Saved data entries
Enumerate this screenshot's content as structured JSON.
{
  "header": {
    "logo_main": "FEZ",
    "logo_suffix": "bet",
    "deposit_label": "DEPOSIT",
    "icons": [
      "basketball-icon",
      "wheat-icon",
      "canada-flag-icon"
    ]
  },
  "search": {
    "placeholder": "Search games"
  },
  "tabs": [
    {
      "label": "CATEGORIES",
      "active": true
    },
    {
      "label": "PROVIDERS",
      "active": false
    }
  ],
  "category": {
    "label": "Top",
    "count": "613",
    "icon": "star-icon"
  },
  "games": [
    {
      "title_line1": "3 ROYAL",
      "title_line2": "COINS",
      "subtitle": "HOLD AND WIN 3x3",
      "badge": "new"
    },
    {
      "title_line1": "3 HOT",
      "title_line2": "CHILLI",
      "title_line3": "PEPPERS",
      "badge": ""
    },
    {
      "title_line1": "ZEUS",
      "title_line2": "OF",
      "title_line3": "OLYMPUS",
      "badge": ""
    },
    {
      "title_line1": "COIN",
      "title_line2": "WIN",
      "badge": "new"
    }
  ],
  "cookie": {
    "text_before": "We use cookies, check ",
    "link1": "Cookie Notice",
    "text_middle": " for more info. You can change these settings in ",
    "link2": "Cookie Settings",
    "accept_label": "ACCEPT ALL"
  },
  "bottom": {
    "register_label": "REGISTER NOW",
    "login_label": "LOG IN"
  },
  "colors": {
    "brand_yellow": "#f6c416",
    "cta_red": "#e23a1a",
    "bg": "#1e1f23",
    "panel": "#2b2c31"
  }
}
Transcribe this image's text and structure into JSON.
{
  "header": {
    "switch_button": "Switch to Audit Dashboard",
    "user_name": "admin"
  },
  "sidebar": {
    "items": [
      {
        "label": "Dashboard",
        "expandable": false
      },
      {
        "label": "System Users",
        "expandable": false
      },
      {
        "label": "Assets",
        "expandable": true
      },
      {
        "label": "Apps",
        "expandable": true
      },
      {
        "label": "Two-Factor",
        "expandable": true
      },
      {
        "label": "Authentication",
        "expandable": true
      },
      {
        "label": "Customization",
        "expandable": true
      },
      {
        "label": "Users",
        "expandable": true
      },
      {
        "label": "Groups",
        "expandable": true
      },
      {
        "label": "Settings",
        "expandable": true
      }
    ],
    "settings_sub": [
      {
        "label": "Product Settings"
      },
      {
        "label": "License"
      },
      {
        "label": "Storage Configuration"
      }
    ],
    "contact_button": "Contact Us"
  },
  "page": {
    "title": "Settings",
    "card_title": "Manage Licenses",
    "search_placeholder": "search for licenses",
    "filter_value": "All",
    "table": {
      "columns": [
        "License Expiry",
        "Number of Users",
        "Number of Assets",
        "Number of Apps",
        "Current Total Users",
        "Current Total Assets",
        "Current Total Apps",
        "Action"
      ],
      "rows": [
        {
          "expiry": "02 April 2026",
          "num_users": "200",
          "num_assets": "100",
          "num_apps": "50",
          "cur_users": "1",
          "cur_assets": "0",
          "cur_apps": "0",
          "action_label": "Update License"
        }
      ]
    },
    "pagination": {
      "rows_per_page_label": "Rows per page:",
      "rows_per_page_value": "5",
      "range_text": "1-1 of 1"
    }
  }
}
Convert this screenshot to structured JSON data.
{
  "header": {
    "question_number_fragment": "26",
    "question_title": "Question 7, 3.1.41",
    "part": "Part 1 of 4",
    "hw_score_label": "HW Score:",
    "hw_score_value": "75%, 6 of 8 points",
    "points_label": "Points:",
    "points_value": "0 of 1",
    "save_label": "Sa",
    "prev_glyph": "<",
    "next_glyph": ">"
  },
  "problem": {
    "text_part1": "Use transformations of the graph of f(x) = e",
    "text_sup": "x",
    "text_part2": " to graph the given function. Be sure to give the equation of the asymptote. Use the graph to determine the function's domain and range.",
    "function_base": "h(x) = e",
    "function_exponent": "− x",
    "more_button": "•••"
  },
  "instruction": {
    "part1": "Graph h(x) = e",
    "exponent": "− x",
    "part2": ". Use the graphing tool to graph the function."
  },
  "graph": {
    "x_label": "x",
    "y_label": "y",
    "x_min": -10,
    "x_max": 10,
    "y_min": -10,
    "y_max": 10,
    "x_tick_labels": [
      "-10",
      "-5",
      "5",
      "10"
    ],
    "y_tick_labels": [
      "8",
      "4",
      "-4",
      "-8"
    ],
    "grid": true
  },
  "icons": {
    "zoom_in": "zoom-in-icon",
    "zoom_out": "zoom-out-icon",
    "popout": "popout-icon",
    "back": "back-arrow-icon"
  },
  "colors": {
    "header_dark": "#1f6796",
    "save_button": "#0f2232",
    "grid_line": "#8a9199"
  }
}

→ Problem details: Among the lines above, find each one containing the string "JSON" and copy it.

→ Answer space:
Enumerate this screenshot's content as structured JSON.
Transcribe this image's text and structure into JSON.
Convert this screenshot to structured JSON data.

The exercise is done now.